TALLAHASSEE, Fla. - A $220 million package to reduce pollutants out of Lake Okeechobee, while also offering general support for the eventual redirection of water to flow south through the Everglades, was backed by a Senate select committee on Tuesday.
The Select Committee on Indian River Lagoon and Lake Okeechobee Basin added $30 million worth of projects on Tuesday to its initial short- and long-term recommendations released last week. The committee was created because of the impact of polluted water being released from the lake into the St. Lucie and Caloosahatchee rivers on the east and west coasts of the state.
The additions Tuesday increased the price tag of the C-43 reservoir project along the Caloosahatchee River basin from $5 million to $15 million, and designated $20 million for "scientifically-based" environmental muck removal in central and northern regions of the Indian River Lagoon in the Treasure and Space coasts.
"This is very, very important, but I want us to be cognizant that expenditures are going on solid science," said Sen. Alan Hays, R-Umatilla.
The total for the next budget year from the plan is $160 million.
"We're stewards of the taxpayers' money, but equally as important we are stewards of our resources of this great state," said Sen. Maria Sachs, D-Delray Beach.
The fiscal package and other recommendations must still get support from the Legislature during the 2014 session as well as from Gov. Rick Scott, who has a couple of items among the recommendations, including $90 million that would be spread over three years to bridge a 2.6-mile section of the Tamiami Trail west of Miami.
Other provisions include; $40 million to speed construction of the state's portion of a C-44 reservoir and stormwater treatment area for the Indian River Lagoon-South Restoration Project; $32 million for projects tied to ensuring that all surface water discharges into the Everglades Protection Area meet water quality standards; and a request for the U.S. Army Corps of Engineers to give the Department of Environmental Protection authority to regulate releases when the risk of dike failure is less than 10 percent.
Committee Chairman Joe Negron, R-Stuart, has long criticized the Army Corps management of the dike system around Lake Okeechobee, particularly the releases.
The Army Corps tries to maintain the water level of the lake between 12.5 feet and 15.5 feet to lessen stress on the Herbert Hoover Dike. The Army Corps, which has declined to comment on the recommendations, estimates that when the lake is slightly above 18.5 feet, the risk of failure is considered at 45 percent.
The report notes that when the water level is low, the Army Corps generally defers on water release decisions to the South Florida Water Management District.
Negron, who also chairs the powerful Senate Appropriations Committee that oversees the budget, said each funding request will require an offset in the budget.
"I would expect that in order to fund these new initiatives, including lots of other initiatives that legislators will have, that we'll have to go into the base of the budget and make reductions," said Negron, who called the package his top priority for the 2014 session.
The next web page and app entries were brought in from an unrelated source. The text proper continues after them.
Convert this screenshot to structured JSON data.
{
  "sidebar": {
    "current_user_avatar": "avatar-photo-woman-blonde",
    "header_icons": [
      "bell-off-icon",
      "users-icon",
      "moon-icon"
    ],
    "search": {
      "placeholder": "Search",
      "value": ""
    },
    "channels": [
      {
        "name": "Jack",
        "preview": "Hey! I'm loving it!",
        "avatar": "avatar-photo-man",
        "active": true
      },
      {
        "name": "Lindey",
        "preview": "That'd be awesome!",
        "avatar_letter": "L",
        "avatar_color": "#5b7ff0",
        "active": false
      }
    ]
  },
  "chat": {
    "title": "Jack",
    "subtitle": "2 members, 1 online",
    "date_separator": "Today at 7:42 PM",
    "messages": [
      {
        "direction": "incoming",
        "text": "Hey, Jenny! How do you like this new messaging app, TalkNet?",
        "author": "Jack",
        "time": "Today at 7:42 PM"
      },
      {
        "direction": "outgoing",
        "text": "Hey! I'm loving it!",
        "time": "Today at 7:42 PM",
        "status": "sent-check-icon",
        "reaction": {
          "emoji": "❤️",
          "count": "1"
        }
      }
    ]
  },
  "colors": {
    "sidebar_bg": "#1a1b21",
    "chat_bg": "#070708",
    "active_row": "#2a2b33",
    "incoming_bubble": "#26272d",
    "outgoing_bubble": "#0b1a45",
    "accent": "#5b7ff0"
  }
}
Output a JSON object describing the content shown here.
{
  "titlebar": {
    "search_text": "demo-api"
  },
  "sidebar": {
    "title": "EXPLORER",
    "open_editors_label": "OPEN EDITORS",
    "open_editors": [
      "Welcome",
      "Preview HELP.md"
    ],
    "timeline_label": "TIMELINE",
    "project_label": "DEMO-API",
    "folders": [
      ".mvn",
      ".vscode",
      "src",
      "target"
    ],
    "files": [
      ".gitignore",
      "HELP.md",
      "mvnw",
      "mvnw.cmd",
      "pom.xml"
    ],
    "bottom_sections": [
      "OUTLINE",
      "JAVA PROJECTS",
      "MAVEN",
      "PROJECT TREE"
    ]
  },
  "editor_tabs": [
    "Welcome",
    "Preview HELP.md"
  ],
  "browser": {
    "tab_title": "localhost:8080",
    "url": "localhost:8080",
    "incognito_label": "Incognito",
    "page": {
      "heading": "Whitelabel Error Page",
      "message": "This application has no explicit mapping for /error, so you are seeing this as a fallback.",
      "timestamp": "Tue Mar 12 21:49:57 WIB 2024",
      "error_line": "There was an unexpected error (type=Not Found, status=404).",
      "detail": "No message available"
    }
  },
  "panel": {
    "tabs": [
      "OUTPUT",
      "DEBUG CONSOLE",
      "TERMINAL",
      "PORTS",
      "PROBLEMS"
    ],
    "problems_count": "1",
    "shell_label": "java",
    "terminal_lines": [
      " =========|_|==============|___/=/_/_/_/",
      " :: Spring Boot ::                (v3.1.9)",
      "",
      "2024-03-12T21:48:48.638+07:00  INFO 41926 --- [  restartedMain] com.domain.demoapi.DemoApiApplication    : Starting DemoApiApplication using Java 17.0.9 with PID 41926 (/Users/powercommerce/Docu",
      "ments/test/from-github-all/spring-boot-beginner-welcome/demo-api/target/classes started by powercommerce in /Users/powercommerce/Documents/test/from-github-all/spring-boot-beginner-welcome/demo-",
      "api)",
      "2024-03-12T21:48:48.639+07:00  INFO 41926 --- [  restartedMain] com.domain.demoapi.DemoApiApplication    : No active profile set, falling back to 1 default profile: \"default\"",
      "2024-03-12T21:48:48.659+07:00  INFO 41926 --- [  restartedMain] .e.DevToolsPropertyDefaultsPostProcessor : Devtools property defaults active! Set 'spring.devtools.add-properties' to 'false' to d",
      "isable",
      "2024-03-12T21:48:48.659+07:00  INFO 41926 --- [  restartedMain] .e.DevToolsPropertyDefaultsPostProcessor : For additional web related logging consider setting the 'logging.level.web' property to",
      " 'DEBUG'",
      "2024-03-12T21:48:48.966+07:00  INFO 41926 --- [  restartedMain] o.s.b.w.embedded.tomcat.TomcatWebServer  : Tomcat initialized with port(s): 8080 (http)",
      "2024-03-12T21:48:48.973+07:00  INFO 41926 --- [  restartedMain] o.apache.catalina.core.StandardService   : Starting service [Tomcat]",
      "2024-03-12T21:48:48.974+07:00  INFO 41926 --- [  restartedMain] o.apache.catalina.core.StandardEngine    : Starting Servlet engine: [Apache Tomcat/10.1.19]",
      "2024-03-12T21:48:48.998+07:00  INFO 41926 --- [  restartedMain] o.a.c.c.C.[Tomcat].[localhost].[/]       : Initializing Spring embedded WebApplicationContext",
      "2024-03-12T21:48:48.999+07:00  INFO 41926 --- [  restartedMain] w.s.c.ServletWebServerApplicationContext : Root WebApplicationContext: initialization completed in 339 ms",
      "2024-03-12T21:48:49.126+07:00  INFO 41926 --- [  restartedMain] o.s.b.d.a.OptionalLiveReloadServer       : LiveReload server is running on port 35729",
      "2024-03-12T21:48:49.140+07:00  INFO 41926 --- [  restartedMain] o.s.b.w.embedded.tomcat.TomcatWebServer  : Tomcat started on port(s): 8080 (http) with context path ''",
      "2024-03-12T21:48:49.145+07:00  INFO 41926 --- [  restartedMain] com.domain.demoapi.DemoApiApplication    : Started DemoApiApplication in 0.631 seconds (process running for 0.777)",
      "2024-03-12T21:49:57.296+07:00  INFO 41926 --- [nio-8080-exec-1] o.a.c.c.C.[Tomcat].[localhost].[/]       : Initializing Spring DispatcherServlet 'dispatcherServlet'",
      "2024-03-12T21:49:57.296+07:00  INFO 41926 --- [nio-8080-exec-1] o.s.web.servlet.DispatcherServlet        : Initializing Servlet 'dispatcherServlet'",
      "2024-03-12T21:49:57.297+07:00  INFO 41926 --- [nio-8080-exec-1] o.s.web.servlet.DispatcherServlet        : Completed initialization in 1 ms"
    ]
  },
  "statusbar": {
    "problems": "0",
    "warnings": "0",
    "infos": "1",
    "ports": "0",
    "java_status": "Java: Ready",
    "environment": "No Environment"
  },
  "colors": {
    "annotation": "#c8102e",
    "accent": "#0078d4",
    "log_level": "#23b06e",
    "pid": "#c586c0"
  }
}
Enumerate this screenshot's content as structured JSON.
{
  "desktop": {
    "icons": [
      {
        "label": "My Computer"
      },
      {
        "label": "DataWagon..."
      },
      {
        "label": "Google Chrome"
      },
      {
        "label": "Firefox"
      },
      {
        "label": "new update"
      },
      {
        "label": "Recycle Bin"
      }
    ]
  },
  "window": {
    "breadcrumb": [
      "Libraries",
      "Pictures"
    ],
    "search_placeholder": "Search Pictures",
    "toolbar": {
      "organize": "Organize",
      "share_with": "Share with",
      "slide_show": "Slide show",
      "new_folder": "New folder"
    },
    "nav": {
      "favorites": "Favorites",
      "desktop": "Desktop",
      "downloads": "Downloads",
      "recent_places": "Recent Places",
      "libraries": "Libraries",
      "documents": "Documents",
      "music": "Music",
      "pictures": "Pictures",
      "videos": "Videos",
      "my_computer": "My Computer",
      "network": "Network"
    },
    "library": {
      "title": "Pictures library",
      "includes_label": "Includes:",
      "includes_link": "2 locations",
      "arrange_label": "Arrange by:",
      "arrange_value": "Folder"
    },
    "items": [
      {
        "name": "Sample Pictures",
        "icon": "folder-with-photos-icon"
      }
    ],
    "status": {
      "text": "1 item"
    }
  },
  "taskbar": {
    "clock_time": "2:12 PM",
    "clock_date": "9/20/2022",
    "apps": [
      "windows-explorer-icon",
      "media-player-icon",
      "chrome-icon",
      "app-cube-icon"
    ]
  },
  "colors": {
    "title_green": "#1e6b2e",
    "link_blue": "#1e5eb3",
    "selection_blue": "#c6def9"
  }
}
Where those cuts come from, Negron said, has yet to be determined.
Eric Draper, executive director of Audubon of Florida, complimented Negron for being able to quickly cobble together the fiscal package.
Janet Bowman of The Nature Conservancy supported the recommendations for expanding storage of water north of the lake and addressing the use of agricultural and public lands in the northern Everglades area for storage.
"In all my years in working, lobbying and working for the Legislature this is one of the most thoughtful processes I've seen," Bowman added.
The report recommends increasing the funding for the C-43 and C-44 reservoirs that link the lake with the estuaries; cleaning water that comes into the lake from the Kissimmee River; evaluating means to reduce nutrients from septic tanks; and raising the allowed water levels in canals by a few inches.
Among the additions on Tuesday was a general call to support projects that would eventually shift releases of water to the south through the Everglades.
The proposal to move water through the Everglades, estimated at more than $1 billion and requiring a massive federal partnership, has been rejected three times, in 1994, 1999 and 2009. In 2009, the South Florida Water Management District concluded the proposal was not the most cost-effective or viable way to increase flows south due to the changing landscape of South Florida that would require an extensive network of pumps to recreate the historic sheet flow.
"The report makes clear we support moving water going south, support any plan, project or technology that will move water south," Negron said.
In September, the committee approved $2.77 million to improve pump stations, reducing the flow of polluted waters that have negatively affected the St. Lucie and
Caloosahatchee rivers. The money will also go to a build a channel to aid the flow of water from the Florida Everglades across the barrier of the Tamiami Trail in Miami-Dade County.